Stewart was an African through and through. His burning desire during his international working career was to return to and retire on his family farm in Zambia. Sadly, circumstances prevented him from doing this and I watched his heart break over the coming years. When he subsequently lost his farm in Tanzania, I knew we had to find a place where he could be perhaps not happy, but at least content and I knew this could not be the U.K. We bought an olive farm in the Los Guajares mountains in southern Spain. It is perhaps one of the most beautiful places on earth. Here, Stewart found peace and tranquility and with his usual hard work and passion he renovated four hundred of the 700 derelict olive trees on the farm which are now under drip irrigation and consistently producing six tons of olives each year. He created our paradise in Spain which no one could take away from us. It is not Africa but it is a place where Stewart could heal the loss of his family home and the loss of his farm in Tanzania.
Suddenly in April of this year Stewart became ill with a very rare cancer.

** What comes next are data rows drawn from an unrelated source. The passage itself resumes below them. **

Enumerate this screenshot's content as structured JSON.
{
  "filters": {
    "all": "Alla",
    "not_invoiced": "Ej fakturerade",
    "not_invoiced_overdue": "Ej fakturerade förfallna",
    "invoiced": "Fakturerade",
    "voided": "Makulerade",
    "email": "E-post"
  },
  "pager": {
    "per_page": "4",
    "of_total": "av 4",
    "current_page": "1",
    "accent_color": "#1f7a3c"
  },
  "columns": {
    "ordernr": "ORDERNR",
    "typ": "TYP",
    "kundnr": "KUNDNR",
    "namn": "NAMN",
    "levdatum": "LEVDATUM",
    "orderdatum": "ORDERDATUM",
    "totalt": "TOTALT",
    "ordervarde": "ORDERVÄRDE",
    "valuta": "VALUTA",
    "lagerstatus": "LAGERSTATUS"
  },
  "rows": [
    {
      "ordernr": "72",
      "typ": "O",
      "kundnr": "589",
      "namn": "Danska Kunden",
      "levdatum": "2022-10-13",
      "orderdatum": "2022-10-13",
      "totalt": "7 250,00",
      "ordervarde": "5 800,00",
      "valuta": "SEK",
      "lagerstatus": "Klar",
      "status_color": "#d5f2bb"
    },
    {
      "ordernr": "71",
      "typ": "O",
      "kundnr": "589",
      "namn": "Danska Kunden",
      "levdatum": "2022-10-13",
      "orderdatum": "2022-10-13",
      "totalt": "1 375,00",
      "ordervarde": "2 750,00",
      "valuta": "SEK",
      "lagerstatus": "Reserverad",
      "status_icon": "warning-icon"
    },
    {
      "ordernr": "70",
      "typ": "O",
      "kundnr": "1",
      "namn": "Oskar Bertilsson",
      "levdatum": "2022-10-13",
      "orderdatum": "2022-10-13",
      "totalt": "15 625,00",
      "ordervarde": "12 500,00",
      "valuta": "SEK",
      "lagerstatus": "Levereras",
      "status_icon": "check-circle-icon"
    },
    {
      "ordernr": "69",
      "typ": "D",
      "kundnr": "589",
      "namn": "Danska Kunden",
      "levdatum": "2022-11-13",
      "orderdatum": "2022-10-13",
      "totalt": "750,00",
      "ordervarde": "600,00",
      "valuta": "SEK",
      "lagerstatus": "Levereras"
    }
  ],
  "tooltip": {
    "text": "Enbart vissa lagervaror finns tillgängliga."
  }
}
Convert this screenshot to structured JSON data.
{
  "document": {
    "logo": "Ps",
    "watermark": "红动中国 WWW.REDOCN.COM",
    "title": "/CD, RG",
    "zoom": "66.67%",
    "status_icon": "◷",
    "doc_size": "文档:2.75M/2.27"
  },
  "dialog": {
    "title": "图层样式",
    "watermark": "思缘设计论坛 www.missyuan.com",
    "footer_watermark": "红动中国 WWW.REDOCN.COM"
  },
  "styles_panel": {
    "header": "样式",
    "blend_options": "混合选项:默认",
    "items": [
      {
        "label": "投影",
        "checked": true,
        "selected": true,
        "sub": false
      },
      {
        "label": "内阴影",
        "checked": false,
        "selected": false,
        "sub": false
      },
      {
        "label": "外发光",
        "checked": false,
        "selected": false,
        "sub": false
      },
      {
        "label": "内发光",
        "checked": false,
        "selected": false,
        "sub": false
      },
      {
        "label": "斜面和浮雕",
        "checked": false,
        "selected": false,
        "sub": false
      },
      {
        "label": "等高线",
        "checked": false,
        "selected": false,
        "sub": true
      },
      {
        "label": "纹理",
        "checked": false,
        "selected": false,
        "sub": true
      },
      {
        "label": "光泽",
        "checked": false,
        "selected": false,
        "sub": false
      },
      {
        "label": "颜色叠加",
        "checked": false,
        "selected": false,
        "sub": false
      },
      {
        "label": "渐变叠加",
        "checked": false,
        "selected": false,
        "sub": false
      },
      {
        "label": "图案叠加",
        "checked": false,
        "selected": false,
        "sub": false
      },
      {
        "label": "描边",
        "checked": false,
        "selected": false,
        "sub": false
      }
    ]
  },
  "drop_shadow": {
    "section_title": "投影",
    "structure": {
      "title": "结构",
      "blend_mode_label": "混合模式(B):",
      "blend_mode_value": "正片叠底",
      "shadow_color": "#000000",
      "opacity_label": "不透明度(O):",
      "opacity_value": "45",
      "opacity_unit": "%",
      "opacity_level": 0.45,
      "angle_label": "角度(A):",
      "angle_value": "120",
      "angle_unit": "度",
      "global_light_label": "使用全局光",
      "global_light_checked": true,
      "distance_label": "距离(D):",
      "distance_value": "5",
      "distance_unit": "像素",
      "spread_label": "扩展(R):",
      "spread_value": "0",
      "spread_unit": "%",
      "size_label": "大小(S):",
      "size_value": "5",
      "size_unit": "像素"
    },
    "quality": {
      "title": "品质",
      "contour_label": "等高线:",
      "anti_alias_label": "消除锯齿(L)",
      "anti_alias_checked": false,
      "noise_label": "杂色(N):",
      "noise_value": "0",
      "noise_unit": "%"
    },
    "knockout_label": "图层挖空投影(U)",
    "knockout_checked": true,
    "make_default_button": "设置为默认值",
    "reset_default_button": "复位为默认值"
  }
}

He had carcinoid syndrome and a neuroendocrine tumour in the pancreas and duodenum. We don’t know where the primary cancer was. He died within six weeks, peacefully in Granada hospital in Spain. He was 69.
I do not know where my life will now take me. At this early stage of grief, I simply cannot imagine my life without this gentle and beautiful man by my side: as this exactly who Stewart was, a gentleman. Of one thing I am completely sure. Stewart’s courage and dignity will be my guiding force. Rest in peace my darling husband. You were loved so very much by so very many! I would like to give special thanks to Stewart’s daughter Ginny who gave me so much support at a very difficult time and to Stewart’s family in Zimbabwe and South Africa for their enduring support.